In Lebanon County, Feeman said, it’s been done on a case-by-case basis.
In the week since Menser was taken into custody, her parents say the corrections staff have neglected her cancer treatment. In a letter written by Menser on Wednesday night and obtained by PA Post Thursday morning, she stated her need for the surgery. “I am weak and in pain,” she wrote.
Lebanon County Correctional Facility Warden Robert J. Karnes would not comment on Menser’s condition, citing health care privacy laws. But court dockets show that Judge Kline urged she be moved to a state correctional facility “promptly” to address her health care needs.
In an email, the county’s Chief Clerk Jamie Wolgemuth said that any policy dealing with terminally ill inmates would be set by PrimeCare, the private company that provides medical care to the jail’s inmates.

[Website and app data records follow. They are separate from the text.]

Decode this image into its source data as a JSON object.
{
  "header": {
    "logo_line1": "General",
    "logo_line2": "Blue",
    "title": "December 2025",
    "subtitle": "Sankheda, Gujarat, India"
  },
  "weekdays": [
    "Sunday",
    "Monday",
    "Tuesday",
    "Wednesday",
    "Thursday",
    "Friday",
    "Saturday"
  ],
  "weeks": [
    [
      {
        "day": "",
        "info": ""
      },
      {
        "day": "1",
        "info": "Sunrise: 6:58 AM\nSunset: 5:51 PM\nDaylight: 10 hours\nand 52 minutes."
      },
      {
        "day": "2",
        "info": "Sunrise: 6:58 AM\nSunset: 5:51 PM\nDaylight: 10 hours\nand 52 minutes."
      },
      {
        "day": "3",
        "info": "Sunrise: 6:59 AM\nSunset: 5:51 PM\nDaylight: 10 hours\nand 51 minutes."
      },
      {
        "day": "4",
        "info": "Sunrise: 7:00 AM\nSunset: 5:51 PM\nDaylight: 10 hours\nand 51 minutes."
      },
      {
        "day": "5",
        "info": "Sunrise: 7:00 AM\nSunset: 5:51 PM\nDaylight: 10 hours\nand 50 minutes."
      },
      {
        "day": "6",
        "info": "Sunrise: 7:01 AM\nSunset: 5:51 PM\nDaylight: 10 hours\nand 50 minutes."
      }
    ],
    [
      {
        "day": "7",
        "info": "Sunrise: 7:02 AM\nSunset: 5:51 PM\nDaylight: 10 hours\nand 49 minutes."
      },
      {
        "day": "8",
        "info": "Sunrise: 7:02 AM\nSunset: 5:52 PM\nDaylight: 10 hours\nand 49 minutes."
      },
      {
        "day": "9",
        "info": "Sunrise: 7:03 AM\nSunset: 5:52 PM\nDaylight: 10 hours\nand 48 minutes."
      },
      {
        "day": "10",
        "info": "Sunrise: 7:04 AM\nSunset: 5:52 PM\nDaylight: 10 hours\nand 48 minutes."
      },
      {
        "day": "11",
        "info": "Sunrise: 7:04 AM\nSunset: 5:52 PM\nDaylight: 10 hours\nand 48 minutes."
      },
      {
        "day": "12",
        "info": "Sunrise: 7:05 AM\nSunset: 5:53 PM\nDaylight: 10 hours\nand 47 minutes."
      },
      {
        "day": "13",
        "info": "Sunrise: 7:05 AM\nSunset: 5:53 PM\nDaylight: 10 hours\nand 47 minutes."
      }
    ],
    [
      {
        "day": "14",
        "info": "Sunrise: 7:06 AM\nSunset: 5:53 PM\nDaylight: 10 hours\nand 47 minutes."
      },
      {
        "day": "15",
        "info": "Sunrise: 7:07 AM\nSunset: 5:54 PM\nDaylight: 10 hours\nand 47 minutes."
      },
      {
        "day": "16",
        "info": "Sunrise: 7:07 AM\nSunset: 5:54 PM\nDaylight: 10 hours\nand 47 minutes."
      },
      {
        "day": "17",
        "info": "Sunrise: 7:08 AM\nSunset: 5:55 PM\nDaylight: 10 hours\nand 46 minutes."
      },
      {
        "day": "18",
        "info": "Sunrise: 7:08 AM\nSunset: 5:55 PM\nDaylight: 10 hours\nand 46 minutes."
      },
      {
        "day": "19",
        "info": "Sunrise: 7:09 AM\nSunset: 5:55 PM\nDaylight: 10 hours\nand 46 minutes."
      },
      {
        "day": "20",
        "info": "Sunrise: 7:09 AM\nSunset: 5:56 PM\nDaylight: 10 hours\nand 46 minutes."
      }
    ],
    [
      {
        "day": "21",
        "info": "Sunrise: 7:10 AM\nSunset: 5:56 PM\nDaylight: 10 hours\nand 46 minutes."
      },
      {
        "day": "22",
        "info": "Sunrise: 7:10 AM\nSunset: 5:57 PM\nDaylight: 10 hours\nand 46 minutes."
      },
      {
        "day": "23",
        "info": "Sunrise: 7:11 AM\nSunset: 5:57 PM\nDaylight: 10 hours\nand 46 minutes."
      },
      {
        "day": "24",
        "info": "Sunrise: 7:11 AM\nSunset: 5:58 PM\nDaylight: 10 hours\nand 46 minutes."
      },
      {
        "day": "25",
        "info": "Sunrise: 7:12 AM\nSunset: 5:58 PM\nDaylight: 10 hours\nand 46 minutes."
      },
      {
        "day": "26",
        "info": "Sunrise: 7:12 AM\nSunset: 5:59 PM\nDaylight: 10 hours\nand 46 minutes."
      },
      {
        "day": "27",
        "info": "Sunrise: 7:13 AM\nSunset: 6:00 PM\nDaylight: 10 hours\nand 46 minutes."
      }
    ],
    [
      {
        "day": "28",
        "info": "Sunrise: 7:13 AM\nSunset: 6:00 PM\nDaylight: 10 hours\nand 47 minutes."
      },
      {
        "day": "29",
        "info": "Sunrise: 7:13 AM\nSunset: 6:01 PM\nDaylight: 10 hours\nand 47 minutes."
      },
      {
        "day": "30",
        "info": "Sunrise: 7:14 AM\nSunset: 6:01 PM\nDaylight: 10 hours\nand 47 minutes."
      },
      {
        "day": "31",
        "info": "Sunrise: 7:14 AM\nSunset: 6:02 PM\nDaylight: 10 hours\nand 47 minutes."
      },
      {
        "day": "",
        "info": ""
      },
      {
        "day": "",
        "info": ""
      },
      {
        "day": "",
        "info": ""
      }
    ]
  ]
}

PA Post reached out to the company’s Chief Operations Officer Todd Haskins, but he didn’t respond to voicemails left at his work.
In Lebanon County Correctional Facility, where Menser is currently held, inmates must go through a preliminary screening process to determine if they need medical care. A 2012 department memo explains that only inmates experiencing dizziness, vomiting or “exhibiting” an active medical condition would be given immediate medical assistance.
But those policies changed after PrimeCare was brought in last year. Inmates can request to see a doctor, but the doctor is only available two days per week. The county’s contract with PrimeCare outlines that inmates with “pre-existing injuries or serious medical problems which cannot be treated appropriately in the facility environment may be diverted to an acute medical facility.”
The company landed a multi-million dollar contract with Lebanon within the last year. Previously, Lebanon staffed its own medical unit, but switched to PrimeCare after the correctional facility paid out $5 million in a wrongful death settlement involving a teen-aged inmate who died of complications related to drug withdrawal.
In 2016, the Bureau of Justice Statistics estimated that 22 percent of inmate deaths were cancer-related, but it’s unclear how many of those were pre-existing illnesses and not developed while in custody. In Pennsylvania, cancer is a leading cause of death for state prisoners. (Though, it should be noted that researchers point that cause to the prison population’s increased age.)
And though all prisoners are constitutionally guaranteed health care – including cancer treatment – by being wards of the state, it doesn’t assuage Menser’s parents fears that they might lose their child while she’s in jail.
“Ashley said she’s afraid she’s going to die in there,” Bayshore said. “I just want to get her out and cared for.”
UPDATE: Since publishing, Pa. Lt. Gov. John Fetterman has called for Lebanon County Correctional Facility to release Menser for treatment. He said Judge Kline should, “err on the side of mercy.”
If the underlying details of this are accurate, this cannot be allowed to continue. I’m sure @WeisMarkets doesn’t support this. I’ll personally pay the $109 back. Calling on Judge Kline to err on the side of mercy. https://t.co/4N50n4aKPK— John Fetterman (@JohnFetterman) January 31, 2020
Editor's note: A previous version of this article misspelled the name of the store where Menser stole merchandise. It is spelled Weis, not Weiss. It also misstated her sentence as seven to 10 months. In fact, her sentence is 10 months to 7 years. We apologize for the error.
We also updated this article to include more context to Judge Kline’s sentencing.